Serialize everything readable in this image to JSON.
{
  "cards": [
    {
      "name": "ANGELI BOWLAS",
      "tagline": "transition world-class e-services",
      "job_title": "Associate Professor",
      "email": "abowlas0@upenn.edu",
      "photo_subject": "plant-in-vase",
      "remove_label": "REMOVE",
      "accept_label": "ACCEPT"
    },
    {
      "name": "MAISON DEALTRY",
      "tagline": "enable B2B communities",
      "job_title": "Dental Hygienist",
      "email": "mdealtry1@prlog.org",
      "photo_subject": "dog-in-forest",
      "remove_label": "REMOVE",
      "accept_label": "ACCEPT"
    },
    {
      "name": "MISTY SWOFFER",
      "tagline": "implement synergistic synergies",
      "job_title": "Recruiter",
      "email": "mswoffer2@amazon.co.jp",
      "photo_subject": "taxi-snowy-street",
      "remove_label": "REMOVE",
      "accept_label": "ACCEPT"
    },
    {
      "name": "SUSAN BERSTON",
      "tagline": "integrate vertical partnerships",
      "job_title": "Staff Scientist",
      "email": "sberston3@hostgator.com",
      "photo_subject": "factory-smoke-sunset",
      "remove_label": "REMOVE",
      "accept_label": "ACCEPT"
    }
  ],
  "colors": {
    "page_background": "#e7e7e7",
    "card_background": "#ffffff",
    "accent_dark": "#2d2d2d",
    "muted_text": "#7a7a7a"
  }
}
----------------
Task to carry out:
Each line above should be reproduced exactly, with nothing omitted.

Output for this task:
Serialize everything readable in this image to JSON.
{
  "cards": [
    {
      "name": "ANGELI BOWLAS",
      "tagline": "transition world-class e-services",
      "job_title": "Associate Professor",
      "email": "abowlas0@upenn.edu",
      "photo_subject": "plant-in-vase",
      "remove_label": "REMOVE",
      "accept_label": "ACCEPT"
    },
    {
      "name": "MAISON DEALTRY",
      "tagline": "enable B2B communities",
      "job_title": "Dental Hygienist",
      "email": "mdealtry1@prlog.org",
      "photo_subject": "dog-in-forest",
      "remove_label": "REMOVE",
      "accept_label": "ACCEPT"
    },
    {
      "name": "MISTY SWOFFER",
      "tagline": "implement synergistic synergies",
      "job_title": "Recruiter",
      "email": "mswoffer2@amazon.co.jp",
      "photo_subject": "taxi-snowy-street",
      "remove_label": "REMOVE",
      "accept_label": "ACCEPT"
    },
    {
      "name": "SUSAN BERSTON",
      "tagline": "integrate vertical partnerships",
      "job_title": "Staff Scientist",
      "email": "sberston3@hostgator.com",
      "photo_subject": "factory-smoke-sunset",
      "remove_label": "REMOVE",
      "accept_label": "ACCEPT"
    }
  ],
  "colors": {
    "page_background": "#e7e7e7",
    "card_background": "#ffffff",
    "accent_dark": "#2d2d2d",
    "muted_text": "#7a7a7a"
  }
}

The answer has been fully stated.